2. Some benefits are not considered in determining whether someone is likely to become a “public charge” including: Medicaid for children under 21 years old, pregnant women, and new mothers.

For specific information about how the new “public charge” rule may affect you, consult an immigration attorney.

Additional Resources:

Immigrant Eligibility for Public Programs During COVID-19

Elegibilidad de Inmigrantes Para Programas Públicos

Protecting Immigrant Families Resources

Protecting Immigrant Families Digital Media Toolkit

Know Your Rights: What to do if you’re stopped by police, immigration agents, or the FBI Know your rights (English)

Conozca sus derechos: parado/a por la policia, agentes de inmigracios o el FBI Know your rights (Spanish) 

Immigrant Raid Resources:

CLASP Immigration Raid Resources
National Immigration Law Center How to Be Prepared for an Immigration Raid
National Immigrant Justice Center Community Resources
United We Dream Know Your Power, Know Your Rights

Donate

Cosecha: Advocacy group requesting fund to continue the fight for DACA students. Support the Fight Financially. 
United We Dream Network
DRUM - Desis Rising Up & Moving
Define American
Student Immigrant Movement - local Boston organization for undocumented students 
Centro Presente 
Chelsea Collaborative
Coalition of Humane Immigrant Rights
Massachusetts Immigrant and Refugee Advocacy Coalition (MIRA)
RAICES

LGBTQ+ Information and Resources

LGBTQ Organizations Call for Swift Response to Address Devastating Prison Conditions.
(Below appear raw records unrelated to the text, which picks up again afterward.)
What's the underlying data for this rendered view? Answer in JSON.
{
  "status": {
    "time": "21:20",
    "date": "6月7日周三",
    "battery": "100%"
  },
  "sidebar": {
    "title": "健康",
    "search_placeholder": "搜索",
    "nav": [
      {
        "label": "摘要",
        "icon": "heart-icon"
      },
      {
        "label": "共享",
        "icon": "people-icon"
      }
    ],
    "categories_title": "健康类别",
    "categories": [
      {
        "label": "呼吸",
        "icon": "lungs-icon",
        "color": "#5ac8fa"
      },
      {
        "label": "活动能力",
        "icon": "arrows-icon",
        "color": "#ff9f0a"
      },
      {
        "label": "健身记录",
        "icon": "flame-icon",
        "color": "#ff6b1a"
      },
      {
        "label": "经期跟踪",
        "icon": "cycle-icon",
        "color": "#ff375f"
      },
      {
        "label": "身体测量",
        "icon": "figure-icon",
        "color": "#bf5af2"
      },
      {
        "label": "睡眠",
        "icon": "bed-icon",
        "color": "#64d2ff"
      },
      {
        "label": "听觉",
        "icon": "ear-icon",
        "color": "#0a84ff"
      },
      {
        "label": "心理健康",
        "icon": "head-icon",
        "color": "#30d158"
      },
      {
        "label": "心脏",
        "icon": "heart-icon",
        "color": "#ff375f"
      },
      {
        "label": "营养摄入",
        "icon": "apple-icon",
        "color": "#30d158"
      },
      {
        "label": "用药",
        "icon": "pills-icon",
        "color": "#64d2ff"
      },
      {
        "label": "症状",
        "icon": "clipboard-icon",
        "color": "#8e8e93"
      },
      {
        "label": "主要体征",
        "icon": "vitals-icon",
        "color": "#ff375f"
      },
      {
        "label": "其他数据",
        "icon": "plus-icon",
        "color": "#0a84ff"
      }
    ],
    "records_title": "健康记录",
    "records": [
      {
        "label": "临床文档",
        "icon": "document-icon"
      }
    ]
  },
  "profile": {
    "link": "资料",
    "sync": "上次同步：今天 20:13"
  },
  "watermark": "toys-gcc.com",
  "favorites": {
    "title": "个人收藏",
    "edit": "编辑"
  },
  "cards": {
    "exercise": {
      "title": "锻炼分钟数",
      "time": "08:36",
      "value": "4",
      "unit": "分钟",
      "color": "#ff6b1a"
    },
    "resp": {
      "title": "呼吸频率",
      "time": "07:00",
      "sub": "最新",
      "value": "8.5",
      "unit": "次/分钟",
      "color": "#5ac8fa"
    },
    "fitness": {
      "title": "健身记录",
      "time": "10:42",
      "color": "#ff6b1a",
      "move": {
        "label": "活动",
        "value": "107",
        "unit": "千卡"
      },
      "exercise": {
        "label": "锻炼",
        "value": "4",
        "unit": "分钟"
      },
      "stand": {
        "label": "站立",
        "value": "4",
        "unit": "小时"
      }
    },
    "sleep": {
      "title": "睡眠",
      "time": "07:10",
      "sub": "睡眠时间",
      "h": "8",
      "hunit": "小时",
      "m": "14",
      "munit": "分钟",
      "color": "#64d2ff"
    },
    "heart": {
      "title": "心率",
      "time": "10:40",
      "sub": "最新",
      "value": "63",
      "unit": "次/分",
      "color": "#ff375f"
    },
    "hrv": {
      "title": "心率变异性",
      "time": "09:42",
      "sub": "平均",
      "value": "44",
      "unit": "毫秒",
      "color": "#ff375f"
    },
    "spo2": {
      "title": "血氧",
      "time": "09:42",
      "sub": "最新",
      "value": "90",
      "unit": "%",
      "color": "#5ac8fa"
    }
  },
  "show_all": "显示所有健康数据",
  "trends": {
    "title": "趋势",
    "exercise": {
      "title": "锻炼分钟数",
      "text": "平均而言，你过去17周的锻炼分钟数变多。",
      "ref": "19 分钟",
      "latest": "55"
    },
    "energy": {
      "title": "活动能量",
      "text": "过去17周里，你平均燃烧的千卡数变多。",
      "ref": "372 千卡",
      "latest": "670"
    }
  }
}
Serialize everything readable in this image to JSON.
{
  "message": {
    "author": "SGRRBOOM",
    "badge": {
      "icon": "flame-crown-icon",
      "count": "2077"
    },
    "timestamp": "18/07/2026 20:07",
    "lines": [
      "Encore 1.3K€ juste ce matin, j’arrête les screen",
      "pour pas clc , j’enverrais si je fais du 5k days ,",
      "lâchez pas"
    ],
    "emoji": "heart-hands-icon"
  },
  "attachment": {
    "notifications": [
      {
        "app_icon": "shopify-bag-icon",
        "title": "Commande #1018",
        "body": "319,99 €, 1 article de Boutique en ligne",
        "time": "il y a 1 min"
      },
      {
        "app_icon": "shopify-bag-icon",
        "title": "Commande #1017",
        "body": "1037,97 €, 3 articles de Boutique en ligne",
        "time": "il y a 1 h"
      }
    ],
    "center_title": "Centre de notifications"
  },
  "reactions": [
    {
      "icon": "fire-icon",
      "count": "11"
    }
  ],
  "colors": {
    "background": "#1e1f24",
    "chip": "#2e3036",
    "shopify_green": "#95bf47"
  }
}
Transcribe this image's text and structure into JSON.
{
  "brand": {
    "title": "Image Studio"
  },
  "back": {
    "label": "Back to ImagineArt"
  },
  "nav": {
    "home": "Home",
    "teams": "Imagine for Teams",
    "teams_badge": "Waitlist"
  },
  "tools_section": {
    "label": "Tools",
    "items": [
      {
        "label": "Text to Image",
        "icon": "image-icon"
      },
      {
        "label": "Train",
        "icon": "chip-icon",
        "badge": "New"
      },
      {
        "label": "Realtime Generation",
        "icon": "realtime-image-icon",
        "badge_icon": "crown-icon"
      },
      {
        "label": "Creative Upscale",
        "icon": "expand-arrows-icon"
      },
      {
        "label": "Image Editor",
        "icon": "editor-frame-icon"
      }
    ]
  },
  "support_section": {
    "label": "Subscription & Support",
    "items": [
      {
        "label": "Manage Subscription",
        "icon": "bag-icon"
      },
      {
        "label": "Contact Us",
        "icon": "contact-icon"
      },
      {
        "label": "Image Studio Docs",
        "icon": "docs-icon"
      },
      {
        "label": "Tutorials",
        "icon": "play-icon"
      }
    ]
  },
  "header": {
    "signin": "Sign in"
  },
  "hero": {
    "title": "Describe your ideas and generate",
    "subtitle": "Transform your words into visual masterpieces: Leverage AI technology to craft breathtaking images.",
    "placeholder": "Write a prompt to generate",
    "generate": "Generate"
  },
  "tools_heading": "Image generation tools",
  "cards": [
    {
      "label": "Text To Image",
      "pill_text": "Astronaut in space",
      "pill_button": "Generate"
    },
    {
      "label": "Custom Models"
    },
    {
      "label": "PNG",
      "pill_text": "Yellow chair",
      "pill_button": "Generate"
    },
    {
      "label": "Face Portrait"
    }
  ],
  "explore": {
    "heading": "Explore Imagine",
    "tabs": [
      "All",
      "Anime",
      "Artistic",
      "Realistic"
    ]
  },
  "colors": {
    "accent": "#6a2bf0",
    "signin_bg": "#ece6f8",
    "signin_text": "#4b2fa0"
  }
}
Read the full letter in response to the U.S. Department of Justice report on living conditions for incarcerated individuals.

Mental Health Information, Resources for Persons with Disabilities, and other Social Justice Issues

The New York Times: People with Disabilities Make Up 20 Percent of the Population Yet They're Still Invisible

Equity Matters: Mental Health - Switching the Focus from Access to Re-thinking the Delivery System - a blog post from MetroWest Health Foundation

The Lily: Mom Bias is Real and No Industry is Immune to It

@JRISocialJstce

JRI/COVID-19 Navigator

Do you have a question about how JRI services, related to COVID-19 or otherwise?

Rachel has been a part of the JRI team since January, 2000. For over 20 years, Rachel has been working in the field of human services assisting families with accessing and navigating services. Rachel received her Bachelors degree in psychology and Masters Degree in Public Administration from Bridgewater State University. She was promoted in July 2005 to Family Networks Program Director where she closely worked with the Department of Children Families for 10 years ensuring that children and families received the highest quality of individualized services ranging from community based through residential care. Rachel is very dedicated to helping the individuals she works with and is committed to improving the lives of children and families. Rachel’s passion for creative service programming inspires her in her role as JRI Service Navigator.